Exercise – Copy out each line of the material below that holds the string "true".

>>>>>

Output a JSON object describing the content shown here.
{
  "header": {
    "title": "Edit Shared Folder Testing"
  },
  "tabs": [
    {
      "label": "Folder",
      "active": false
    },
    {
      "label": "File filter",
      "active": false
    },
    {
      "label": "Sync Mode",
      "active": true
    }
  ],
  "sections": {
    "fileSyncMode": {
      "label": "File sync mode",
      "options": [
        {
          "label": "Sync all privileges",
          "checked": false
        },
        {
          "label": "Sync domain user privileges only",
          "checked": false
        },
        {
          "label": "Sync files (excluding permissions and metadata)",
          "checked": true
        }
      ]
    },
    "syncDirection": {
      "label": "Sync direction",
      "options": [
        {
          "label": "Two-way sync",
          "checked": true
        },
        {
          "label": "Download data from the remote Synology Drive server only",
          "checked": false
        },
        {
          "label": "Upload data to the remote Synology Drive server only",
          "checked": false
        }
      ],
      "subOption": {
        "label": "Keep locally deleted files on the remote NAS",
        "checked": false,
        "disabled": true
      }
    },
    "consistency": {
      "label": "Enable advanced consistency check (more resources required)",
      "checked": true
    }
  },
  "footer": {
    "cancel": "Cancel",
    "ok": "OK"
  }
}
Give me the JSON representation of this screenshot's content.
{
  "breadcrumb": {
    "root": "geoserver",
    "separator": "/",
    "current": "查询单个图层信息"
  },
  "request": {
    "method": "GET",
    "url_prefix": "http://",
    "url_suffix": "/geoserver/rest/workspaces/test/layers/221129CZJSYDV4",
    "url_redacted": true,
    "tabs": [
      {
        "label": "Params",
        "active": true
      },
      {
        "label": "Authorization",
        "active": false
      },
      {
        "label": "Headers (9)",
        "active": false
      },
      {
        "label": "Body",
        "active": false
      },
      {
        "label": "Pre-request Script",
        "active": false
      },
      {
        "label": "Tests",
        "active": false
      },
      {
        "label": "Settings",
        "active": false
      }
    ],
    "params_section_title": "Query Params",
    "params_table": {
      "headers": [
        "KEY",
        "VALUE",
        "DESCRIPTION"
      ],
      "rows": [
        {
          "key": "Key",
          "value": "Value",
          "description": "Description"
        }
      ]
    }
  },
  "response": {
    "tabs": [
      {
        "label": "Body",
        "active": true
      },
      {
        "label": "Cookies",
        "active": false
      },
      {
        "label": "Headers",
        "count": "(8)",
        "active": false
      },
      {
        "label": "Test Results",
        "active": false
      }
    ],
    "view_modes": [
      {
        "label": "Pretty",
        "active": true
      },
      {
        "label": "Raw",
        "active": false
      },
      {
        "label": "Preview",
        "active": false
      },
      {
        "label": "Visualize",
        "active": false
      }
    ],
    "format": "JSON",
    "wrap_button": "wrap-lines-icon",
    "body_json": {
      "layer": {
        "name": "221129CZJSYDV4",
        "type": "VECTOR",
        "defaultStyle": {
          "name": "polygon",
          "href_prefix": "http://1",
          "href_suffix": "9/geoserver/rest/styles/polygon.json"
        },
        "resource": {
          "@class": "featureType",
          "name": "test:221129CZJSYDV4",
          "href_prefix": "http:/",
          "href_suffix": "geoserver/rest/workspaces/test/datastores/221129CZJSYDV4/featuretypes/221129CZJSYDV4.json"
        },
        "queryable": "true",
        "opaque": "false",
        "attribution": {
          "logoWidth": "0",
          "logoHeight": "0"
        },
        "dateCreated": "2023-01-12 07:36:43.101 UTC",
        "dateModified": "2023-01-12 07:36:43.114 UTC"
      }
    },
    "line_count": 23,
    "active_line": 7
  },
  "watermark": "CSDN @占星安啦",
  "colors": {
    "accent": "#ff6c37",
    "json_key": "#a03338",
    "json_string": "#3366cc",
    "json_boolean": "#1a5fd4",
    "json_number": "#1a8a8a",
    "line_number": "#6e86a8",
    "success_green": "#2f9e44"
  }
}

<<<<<

Task result –
      "active": true
          "checked": true
          "checked": true
        "disabled": true
      "checked": true
    "url_redacted": true,
        "active": true
        "active": true
        "active": true
        "queryable": "true",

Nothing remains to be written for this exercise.